Evaluating Urban Environments from a biological and human scale to enhance health, wellbeing and experience.
These are people who work as CEO, C-suite, managers, project managers, freelancers, or creative directors. Their main job is to capture information for the purposes of mass dissemination. Despite a wide range of demographics, they all have very similar tasks in common, this will create some variation in how they use the campus.
They also help steer people, goals, and tasks within the company. They are usually having to devote focus to various different levels of goals, from attending meetings to creating a vision for a project or company. Finally their workday entails work based travel which in a day can take up to 8% of their time. This means that they will be working on high levels of cognitive fatigue and stress aiming to balance the complexities of their tasks and fatiguing factors such as urban travel. Thus it is important to provide spaces to restore.
This “Type” includes data analysts, developers, tech support, accountants, and lawyers.
They are analysing vast amounts of data as well as supporting significant parts of a company.
They are also highly desk-bound and will be them most affected by distraction or overstimulation. A lot of these people will be new recruits to the industry as they will be hired to help make the respective industry more technologically advanced. Therefore they might feel like outsiders from the start.

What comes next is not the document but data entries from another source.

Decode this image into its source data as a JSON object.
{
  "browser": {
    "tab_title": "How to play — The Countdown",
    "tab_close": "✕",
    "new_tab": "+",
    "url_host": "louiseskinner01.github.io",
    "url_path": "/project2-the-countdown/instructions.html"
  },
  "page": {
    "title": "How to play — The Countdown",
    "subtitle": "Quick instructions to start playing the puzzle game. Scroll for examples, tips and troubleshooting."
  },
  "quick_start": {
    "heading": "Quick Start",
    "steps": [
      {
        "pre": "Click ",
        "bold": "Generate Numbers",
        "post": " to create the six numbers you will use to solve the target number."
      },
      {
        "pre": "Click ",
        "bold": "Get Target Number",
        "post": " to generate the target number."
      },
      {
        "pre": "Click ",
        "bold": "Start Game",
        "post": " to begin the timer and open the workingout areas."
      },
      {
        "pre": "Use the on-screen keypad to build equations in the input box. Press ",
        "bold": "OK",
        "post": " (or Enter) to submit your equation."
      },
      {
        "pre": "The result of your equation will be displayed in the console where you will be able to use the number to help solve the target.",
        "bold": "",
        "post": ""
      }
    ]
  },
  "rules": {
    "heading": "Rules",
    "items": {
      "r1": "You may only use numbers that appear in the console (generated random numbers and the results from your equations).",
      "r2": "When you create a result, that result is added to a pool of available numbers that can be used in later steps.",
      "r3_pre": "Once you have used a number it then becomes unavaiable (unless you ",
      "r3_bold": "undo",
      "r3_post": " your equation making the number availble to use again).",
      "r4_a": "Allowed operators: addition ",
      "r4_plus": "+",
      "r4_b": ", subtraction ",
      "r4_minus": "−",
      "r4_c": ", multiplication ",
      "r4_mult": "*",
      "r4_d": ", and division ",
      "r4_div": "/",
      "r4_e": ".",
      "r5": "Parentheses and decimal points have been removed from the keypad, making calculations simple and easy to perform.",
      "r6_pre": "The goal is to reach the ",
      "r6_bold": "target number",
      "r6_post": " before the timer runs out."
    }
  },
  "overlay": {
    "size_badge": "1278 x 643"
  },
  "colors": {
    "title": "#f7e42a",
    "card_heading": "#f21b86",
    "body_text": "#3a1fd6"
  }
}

This “Type” includes the younger generations who will be in charge of applying the new technologies into work flows, strategies, and products. This is not a literal engineer but one that engineers ideas, concepts, etc.
They will be in charge of collaborating and bridging between generations and eras. Bringing the company up to the 4th Industrial revolution whilst still needing to understand older types of work and strategies. They will spend most of their time in meetings with then contrasted time working alone to put the different puzzle pieces together.